  13. Frank A. Cowell, 1990. "Cheating the Government: The Economics of Evasion," MIT Press Books, The MIT Press, edition 1, volume 1, number 0262532484, June.
  14. Mookherjee, Dilip & Png, Ivan, 1989. "Optimal Auditing, Insurance, and Redistribution," The Quarterly Journal of Economics, MIT Press, vol. 104(2), pages 399-415, May.
  15. Allingham, Michael G. & Sandmo, Agnar, 1972. "Income tax evasion: a theoretical analysis," Journal of Public Economics, Elsevier, vol. 1(3-4), pages 323-338, November.
Full references (including those not matched with items on IDEAS)

This item is not listed on Wikipedia, on a reading list or among the top items on IDEAS.

When requesting a correction, please mention this item's handle: RePEc:nid:ndagan:021. See general information about how to correct material in RePEc.

For technical questions regarding this item, or to correct its authors, title, abstract, bibliographic or download information, contact: (Nir Dagan)

If you have authored this item and are not yet registered with RePEc, we encourage you to do it here. This allows to link your profile to this item. It also allows you to accept potential citations to this item that we are uncertain about.

If references are entirely missing, you can add them using this form.

If the full references list an item that is present in RePEc, but the system did not link to it, you can help with this form.

If you know of missing items citing this one, you can help us creating those links by adding the relevant references in the same way as above, for each refering item.
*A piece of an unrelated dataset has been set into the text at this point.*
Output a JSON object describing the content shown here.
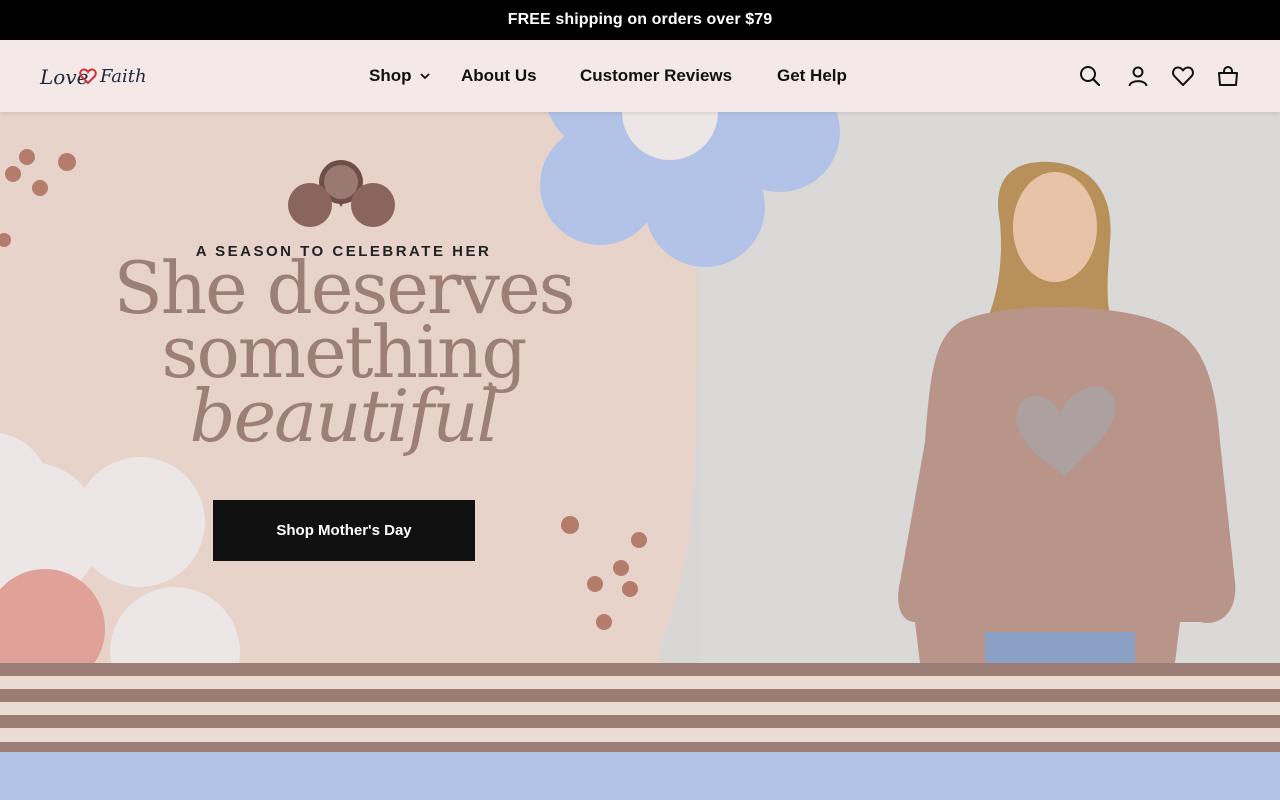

If you are a registered author of this item, you may also want to check the "citations" tab in your profile, as there may be some citations waiting for confirmation.

Please note that corrections may take a couple of weeks to filter through the various RePEc services.

This information is provided to you by IDEAS at the Research Division of the Federal Reserve Bank of St. Louis using RePEc data.